The piece above was commissioned by a friend who is a quilter. In fact, we did a trade: I painted a favorite scripture in calligraphy for her; she quilted a table-runner for my kitchen table. She specifically requested Micah 6:8 but left all design choices (other than color preference) up to me. Starting with sketches, I researched quilting symbols that could be incorporated into the layout. For the word “God”, I wanted 3 interconnected circles, representing the Trinity. But I needed it to clearly read as G O D. Playing around with line and color, I managed to make it work. The surface is cloth stretched across a canvas and attached using Matte Medium. Matte Medium is a liquid plastic, which looks like glue but isn’t sticky. When two surfaces are coated and pressed together, they dry with a permanent bond. I projected my design onto the canvas/cloth and sketched it in pencil. Painting was done with acrylics, though you can see where I used Matte Medium to attach bits of fabric detail as well. To use my art-geek vocabulary, this is the first time I’ve worked basically in a tertiary triad color scheme. Translation: main colors used were blue-green, red-violet, and yellow-orange.

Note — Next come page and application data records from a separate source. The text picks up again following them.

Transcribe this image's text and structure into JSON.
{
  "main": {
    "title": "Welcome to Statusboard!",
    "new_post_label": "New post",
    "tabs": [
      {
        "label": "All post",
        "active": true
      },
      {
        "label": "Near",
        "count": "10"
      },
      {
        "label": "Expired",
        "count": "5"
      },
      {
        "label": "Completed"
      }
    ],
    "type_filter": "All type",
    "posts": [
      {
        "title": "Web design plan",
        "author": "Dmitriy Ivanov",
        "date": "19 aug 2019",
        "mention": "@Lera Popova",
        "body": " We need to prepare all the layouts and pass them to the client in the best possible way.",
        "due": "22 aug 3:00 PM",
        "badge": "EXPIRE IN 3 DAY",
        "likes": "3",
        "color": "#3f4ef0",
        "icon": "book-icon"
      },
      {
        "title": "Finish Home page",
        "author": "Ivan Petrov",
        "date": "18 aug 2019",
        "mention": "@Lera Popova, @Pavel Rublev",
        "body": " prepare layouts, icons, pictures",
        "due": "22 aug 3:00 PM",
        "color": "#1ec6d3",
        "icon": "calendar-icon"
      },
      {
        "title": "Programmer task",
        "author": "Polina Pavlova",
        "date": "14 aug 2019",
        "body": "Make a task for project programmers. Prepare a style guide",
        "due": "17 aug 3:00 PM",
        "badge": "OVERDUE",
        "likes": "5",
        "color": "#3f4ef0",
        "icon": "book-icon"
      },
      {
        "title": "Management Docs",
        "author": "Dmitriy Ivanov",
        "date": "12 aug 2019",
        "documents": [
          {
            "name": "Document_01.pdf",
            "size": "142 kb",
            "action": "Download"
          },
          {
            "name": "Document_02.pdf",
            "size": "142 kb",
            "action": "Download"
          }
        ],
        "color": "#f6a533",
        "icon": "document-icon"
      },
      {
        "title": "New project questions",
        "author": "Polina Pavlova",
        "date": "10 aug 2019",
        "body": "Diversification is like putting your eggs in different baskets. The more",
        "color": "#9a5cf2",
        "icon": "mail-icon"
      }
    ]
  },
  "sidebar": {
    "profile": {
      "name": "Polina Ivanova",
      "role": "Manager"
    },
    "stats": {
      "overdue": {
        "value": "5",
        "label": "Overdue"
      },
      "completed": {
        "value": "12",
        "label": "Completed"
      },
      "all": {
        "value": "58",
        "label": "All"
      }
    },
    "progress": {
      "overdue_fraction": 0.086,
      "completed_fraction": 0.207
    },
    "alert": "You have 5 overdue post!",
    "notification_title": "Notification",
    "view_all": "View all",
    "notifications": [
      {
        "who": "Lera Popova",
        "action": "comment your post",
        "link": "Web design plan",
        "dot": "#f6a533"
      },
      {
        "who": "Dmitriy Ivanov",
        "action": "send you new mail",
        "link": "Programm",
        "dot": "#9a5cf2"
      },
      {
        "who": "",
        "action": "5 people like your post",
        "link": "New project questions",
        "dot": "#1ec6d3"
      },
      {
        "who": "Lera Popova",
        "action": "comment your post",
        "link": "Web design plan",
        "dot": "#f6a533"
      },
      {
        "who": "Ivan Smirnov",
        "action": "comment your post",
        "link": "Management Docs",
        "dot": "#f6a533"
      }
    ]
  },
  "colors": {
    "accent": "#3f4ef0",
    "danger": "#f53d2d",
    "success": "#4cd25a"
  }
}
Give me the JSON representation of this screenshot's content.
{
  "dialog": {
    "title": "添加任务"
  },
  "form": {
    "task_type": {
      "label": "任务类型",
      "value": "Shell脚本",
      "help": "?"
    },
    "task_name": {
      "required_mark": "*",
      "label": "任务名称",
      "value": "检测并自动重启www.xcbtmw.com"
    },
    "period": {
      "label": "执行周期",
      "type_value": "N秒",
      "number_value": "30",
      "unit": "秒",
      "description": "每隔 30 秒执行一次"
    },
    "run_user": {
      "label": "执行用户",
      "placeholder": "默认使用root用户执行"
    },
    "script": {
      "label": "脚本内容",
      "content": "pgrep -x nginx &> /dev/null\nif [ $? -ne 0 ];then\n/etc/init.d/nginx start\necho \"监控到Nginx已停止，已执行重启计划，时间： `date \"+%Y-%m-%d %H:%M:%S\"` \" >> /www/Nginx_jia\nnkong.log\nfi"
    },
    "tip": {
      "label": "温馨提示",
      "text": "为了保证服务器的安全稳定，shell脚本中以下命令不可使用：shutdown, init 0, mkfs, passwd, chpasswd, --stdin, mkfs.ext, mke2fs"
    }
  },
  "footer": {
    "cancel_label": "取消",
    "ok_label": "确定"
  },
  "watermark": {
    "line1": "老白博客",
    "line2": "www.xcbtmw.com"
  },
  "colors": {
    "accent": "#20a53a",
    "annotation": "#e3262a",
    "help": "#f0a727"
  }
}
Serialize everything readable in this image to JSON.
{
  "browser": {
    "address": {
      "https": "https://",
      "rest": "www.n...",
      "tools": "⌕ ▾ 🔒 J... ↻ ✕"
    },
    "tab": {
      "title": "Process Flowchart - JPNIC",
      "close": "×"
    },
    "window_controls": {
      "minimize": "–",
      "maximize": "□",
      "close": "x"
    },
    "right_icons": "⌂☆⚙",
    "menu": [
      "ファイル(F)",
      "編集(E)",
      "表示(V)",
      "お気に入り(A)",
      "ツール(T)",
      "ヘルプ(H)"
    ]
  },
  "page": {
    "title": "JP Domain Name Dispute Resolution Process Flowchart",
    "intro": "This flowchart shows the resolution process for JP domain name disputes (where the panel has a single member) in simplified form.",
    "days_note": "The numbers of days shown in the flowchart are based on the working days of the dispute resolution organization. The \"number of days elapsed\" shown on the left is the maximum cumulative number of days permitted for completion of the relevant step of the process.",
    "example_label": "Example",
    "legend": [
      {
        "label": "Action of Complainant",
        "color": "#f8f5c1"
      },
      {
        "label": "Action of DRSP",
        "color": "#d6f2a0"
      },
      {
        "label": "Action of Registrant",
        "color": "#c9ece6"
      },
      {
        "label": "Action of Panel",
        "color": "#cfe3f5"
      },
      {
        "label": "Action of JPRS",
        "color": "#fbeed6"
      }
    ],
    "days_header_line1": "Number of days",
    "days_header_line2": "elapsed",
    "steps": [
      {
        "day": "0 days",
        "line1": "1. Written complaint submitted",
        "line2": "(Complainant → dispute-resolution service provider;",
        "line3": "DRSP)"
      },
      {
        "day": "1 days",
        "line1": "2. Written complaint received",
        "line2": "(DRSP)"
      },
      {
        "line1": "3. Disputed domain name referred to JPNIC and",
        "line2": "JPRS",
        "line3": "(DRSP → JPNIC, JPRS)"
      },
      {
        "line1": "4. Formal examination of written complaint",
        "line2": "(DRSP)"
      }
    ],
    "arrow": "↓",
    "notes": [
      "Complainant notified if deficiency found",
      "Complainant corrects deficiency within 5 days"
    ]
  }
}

This Saturday’s to-do list included laundry and should have included balancing my checkbook. But checkbook balancing can happen any old day. Rain clouds and wet grass meant no yard work for the afternoon. Sooo…I decided to paint!…no big surprise. I needed a gift idea for a friend, but hadn’t been happy with anything I’d thought of yet. Then I remembered that she’d taken a trip to South Africa with her family last summer. She’d posted pictures on Facebook. Going back to that album, I found a handful of shots with potential for painting. I didn’t really want to paint the typical safari scene. Instead, I was attracted to a photo of sheep on her grandparents’ farm. The dusty grey color palette reminded me of a quote by Andrew Wyeth (Pennsylvania-based painter from the mid 1900’s; son of N.C. Wyeth). Wyeth said, “I’ve been blamed for the fact that my pictures are colorless, but the color I use is so much like the country I live in.” We think of African art as bold, vibrant, colorful. And, yes, the people, the fabrics, the sunsets in Africa are vibrant. But the landscape itself is rather muted…sandy yellows, cream, beige, browns, muted greens. As Wyeth saw the beauty of this color-range in his Pennsylvania surroundings, I wanted to capture the beauty of rural Africa. A sheep pen constructed from tree limbs, with a makeshift gate and tangled wire mesh…using the natural and man-made resources on-hand to make do. This is the art and ingenuity of so many cultures; something we rarely see in urban/suburban America. Besides subject-matter and color scheme, I liked the framing of this particular photo. Fence-post, gate, and roof perfectly frame the sheep, whose interest in her feeding trough has been distracted by the viewer’s camera. Design-wise I could work almost directly from the original photo, without having to make major changes to image or cropping.
My palette for this piece consisted of: yellow ochre, violet, grey, with rusty-red thrown in as an accent color. I wanted to build up the surface (creating both real and implied texture) before painting. Not having any modeling paste around, I improvised with spackling. Yes, the stuff you use to fill holes in your wall can also be used to build texture on a painting! Apply it to the canvas/board with a palette knife or fingers and allow an hour for drying-time before you paint. When working with acrylics, adding modeling paste (or spackle) gives a 3D surface-quality that mimics impasto oil-painting techniques. In the close-up shown here, you can see what I mean.
My friend was thrilled with the gift, and recognized her grandparents’ farm at once. So, it was a worthwhile rainy day of painting! Perhaps I’ll balance the checkbook tomorrow.